Aim of the exercise >> In the entries below, find the string "marker" and return each line holding it.

(Given records Opens)

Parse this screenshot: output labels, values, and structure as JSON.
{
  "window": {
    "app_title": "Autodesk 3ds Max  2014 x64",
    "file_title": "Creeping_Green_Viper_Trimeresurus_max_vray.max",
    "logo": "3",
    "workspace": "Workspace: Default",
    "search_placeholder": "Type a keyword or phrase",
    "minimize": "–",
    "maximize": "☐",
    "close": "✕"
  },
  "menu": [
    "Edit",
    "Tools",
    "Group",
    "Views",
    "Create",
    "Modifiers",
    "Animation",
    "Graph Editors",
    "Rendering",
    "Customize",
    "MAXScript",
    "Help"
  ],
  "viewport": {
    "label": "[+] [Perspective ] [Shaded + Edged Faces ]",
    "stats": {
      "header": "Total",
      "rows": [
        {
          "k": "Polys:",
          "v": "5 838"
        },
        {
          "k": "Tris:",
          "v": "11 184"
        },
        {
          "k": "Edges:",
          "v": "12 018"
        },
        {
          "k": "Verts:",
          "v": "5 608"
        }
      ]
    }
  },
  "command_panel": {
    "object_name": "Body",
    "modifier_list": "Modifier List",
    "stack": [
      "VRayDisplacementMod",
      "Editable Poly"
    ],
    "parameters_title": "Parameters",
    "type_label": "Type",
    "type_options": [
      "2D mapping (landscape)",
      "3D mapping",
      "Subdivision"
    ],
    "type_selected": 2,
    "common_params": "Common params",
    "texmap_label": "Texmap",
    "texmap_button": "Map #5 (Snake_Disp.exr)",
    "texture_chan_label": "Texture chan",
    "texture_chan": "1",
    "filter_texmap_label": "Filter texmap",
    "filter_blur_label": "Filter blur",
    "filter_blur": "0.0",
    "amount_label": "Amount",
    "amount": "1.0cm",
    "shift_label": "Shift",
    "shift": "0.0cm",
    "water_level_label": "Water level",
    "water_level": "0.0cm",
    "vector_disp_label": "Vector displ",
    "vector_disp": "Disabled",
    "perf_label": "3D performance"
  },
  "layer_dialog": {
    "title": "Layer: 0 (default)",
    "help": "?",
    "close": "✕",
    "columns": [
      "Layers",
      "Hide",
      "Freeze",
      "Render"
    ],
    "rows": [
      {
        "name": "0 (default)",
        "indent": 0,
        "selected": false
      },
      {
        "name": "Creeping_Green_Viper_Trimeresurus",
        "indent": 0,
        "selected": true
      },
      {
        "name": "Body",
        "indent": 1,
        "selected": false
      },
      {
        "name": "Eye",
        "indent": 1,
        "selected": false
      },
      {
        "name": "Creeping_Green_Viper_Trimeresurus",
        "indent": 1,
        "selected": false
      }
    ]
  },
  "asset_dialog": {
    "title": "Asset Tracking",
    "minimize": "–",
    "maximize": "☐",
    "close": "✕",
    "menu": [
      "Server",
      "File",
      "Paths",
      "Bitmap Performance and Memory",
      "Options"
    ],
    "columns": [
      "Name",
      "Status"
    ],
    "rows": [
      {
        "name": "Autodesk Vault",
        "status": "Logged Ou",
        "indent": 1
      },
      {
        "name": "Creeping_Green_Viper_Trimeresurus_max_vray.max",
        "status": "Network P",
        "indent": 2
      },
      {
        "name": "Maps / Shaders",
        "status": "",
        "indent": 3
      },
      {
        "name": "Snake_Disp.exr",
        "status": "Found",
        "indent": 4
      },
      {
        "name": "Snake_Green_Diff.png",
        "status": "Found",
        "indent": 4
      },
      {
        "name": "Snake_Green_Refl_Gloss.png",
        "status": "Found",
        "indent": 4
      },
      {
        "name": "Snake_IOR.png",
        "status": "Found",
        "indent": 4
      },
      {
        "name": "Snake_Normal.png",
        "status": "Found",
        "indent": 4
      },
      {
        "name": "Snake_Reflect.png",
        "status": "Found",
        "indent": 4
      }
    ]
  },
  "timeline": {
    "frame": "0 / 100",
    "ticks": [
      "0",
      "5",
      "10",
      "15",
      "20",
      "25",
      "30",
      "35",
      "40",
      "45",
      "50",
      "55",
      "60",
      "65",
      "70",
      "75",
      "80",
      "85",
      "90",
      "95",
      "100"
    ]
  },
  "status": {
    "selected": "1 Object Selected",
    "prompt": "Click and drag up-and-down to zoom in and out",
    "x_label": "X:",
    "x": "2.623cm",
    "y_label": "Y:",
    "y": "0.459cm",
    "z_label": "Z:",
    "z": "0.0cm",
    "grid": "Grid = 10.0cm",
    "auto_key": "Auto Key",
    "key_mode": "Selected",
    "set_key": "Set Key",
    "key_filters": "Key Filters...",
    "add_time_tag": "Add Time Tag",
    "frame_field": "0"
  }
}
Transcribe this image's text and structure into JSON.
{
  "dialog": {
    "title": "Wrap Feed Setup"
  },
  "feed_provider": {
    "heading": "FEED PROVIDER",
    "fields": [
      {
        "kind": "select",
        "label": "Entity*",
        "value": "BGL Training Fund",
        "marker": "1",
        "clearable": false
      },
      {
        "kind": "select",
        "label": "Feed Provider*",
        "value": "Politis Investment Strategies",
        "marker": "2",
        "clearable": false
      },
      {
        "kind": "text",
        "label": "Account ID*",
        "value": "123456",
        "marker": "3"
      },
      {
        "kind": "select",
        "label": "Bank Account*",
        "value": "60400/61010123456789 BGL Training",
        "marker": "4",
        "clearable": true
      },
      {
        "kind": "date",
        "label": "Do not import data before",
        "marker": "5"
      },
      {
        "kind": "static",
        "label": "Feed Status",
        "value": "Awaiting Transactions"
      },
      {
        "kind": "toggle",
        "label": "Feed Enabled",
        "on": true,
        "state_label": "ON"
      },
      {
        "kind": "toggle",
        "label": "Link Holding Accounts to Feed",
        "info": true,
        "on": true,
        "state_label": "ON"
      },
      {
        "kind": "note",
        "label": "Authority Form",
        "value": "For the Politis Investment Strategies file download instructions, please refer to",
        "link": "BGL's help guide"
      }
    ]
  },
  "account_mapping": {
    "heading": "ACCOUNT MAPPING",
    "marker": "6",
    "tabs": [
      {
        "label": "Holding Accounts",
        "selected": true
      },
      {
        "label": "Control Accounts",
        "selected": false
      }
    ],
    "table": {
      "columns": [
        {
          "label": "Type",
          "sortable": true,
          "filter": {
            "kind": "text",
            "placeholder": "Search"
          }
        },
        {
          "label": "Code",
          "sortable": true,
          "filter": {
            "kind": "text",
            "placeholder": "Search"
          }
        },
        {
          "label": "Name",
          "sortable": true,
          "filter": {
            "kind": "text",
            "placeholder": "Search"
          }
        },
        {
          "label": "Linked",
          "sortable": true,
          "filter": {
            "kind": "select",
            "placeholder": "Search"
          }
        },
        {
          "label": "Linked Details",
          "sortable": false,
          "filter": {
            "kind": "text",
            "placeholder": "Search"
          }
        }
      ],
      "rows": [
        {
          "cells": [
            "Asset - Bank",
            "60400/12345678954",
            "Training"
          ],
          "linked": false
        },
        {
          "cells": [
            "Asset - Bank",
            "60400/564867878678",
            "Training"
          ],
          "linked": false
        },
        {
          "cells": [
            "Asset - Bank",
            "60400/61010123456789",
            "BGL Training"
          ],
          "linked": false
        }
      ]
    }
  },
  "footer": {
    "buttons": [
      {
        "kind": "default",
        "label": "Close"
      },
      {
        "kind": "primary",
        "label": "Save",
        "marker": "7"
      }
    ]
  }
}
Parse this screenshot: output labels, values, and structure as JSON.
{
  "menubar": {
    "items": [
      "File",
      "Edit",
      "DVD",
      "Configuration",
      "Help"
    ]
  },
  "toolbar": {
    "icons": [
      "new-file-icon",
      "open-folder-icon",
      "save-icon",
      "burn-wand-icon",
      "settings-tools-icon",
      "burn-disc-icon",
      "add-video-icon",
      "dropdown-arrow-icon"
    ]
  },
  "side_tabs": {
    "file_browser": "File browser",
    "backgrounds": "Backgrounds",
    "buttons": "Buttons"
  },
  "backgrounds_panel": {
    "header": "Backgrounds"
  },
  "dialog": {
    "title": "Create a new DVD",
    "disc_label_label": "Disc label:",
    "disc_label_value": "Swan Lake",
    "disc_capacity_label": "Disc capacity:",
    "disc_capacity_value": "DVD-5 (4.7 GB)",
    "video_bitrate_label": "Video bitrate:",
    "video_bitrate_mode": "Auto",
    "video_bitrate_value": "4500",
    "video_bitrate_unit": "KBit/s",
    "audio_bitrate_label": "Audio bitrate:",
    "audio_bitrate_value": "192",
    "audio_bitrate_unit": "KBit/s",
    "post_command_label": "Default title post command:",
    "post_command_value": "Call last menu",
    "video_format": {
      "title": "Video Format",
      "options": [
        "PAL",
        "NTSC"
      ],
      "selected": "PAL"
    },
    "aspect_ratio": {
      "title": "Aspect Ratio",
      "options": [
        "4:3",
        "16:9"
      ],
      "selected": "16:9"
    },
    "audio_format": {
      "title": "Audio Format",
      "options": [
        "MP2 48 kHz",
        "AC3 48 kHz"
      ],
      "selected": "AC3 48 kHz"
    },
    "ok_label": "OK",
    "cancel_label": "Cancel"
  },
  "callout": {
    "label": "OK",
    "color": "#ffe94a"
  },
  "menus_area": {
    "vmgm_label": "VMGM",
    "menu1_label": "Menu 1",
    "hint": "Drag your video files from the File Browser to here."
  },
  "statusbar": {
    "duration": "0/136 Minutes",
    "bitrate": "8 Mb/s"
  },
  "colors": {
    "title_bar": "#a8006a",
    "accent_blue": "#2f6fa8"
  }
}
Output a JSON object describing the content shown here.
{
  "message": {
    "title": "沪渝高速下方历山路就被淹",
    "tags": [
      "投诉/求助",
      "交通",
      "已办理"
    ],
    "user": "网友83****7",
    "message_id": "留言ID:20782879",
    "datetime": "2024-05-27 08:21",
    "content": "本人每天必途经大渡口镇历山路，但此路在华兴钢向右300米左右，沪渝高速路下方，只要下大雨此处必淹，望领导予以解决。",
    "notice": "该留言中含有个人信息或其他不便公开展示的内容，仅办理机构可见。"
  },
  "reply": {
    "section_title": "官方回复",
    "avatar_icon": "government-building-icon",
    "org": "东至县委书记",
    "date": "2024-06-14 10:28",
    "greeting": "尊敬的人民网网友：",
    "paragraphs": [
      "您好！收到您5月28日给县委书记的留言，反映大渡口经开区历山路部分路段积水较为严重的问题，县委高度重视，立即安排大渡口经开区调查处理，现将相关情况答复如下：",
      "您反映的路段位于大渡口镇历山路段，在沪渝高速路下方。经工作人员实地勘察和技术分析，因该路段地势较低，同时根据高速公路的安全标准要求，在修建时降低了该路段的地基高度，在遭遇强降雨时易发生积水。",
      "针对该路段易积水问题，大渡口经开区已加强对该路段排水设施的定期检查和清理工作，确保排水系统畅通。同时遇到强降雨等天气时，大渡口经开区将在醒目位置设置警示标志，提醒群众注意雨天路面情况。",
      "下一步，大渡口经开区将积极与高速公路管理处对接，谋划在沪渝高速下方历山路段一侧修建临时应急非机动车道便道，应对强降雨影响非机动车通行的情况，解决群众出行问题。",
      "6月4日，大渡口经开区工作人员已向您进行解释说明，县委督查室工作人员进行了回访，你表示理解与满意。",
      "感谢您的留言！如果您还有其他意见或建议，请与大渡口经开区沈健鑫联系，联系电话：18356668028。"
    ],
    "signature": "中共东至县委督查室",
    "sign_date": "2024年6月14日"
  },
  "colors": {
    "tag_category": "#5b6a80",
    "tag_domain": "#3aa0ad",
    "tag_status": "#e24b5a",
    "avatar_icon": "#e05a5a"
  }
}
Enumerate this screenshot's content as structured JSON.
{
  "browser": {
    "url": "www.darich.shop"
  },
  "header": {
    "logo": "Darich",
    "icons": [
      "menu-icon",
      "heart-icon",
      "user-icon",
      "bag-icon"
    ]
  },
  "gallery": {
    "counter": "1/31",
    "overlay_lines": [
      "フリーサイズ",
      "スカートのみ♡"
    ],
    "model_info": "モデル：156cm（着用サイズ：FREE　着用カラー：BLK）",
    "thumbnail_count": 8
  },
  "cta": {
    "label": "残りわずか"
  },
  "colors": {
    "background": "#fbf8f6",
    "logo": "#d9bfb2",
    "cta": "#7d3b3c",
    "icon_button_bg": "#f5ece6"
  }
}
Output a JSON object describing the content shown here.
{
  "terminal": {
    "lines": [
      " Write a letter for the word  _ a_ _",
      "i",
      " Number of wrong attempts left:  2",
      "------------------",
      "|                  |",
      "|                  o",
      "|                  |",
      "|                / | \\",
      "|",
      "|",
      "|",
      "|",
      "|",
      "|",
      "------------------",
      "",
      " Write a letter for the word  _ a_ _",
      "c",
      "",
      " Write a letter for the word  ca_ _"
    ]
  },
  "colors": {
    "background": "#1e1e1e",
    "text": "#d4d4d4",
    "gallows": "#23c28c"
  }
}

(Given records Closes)

Solution to the problem >>
        "marker": "1",
        "marker": "2",
        "marker": "3"
        "marker": "4",
        "marker": "5"
    "marker": "6",
        "marker": "7"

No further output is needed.